“Musk has invited back inflammatory political figures such as Donald Trump and Marjorie Taylor Green. He has rescinded Twitter’s ban on “COVID-19 misinformation,” a fuzzy category that ranged from demonstrably false assertions of fact to arguably or verifiably true statements that were deemed “misleading” or contrary to government advice. At the same time, however, Musk has interpreted Twitter’s rule against impersonation as requiring that parody accounts be clearly labeled as such, and he evidently thinks enforcing the ban on “hateful conduct” is important enough to justify banishing a celebrity with a huge following.”

Elon Musk and Matt Taibbi Reveal Why Twitter Censored the Hunter Biden Laptop Story

“The thread contains fascinating screenshots of conversations between various content moderators and company executives as the laptop story debacle was unfolding. But given how massively Musk hyped the revelations, the results are a tad disappointing, and mostly confirm what the public already assumed: A (still unidentified) employee or process flagged the story as “unsafe” and suppressed its spread, and then Twitter moderators devised a retroactive justification—violation of a “hacked materials” policy—for having taken such an extraordinary step. Then-CEO Jack Dorsey was largely absent from these conversations; Vijaya Gadde, Twitter’s former head of trust and safety played “a key role.” None of this material is groundbreaking; it’s already well-known.
To be clear, it’s useful to see some of these internal messages. They confirm that Twitter’s various departments—communications, moderation, senior management—horrendously mismanaged the entire affair. They were not all on the same page: Vice President of Global Communications Brandon Borrman, for example, was immediately unconvinced by the “hacked materials” justification.”

“The most interesting revelation in Taibbi’s thread is that Twitter’s top executives were warned, over and over again, that this decision was going to create a backlash like nothing they had ever seen before.
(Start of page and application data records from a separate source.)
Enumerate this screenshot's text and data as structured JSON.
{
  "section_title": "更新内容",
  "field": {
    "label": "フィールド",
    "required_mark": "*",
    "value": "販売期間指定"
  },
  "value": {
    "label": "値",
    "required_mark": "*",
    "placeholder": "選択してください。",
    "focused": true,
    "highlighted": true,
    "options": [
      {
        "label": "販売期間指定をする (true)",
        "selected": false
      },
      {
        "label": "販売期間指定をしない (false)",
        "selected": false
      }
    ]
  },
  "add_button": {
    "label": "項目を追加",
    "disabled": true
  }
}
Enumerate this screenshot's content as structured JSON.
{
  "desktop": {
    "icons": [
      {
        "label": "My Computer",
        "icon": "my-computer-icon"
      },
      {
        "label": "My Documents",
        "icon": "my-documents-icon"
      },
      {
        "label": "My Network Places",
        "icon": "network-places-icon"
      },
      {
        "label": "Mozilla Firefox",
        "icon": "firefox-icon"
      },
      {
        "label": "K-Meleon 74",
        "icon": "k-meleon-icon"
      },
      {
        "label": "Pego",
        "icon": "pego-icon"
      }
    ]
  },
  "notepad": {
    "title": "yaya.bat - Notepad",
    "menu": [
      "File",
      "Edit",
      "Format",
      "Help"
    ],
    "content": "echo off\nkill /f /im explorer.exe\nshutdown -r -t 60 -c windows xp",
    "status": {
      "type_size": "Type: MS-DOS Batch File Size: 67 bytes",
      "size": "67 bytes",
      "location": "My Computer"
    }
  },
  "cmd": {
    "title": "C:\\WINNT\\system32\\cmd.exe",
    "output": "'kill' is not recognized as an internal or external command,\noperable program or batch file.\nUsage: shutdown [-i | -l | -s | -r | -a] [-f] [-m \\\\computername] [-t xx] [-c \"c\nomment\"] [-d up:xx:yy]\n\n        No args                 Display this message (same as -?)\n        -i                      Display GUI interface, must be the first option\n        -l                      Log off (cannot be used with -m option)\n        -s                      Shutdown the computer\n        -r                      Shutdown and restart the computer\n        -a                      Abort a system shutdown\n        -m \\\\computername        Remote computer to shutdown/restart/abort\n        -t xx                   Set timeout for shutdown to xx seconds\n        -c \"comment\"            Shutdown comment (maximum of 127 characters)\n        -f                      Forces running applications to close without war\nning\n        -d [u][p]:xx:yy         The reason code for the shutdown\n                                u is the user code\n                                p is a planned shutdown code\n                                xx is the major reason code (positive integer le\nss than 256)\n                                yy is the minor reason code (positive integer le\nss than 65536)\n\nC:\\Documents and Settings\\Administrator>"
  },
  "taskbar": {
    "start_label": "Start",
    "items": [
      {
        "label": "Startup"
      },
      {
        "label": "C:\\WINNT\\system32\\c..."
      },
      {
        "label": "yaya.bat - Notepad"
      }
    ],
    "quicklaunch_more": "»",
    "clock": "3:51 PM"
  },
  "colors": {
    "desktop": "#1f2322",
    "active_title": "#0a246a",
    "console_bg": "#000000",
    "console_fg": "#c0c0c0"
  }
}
Rep. Ro Khanna (D–Calif.), a progressive lawmaker, repeatedly emailed a Twitter communications staffer to complain that the firm was violating “1st Amendment principles.” (He raised some very valid points in his communications with the company, though strictly speaking the First Amendment does not apply in this situation.) NetChoice, a tech industry trade association, explicitly told Twitter that this would be the company’s “Access Hollywood moment.” (Unlike Twitter, both Khanna and NetChoice come off looking pretty good in all this.)”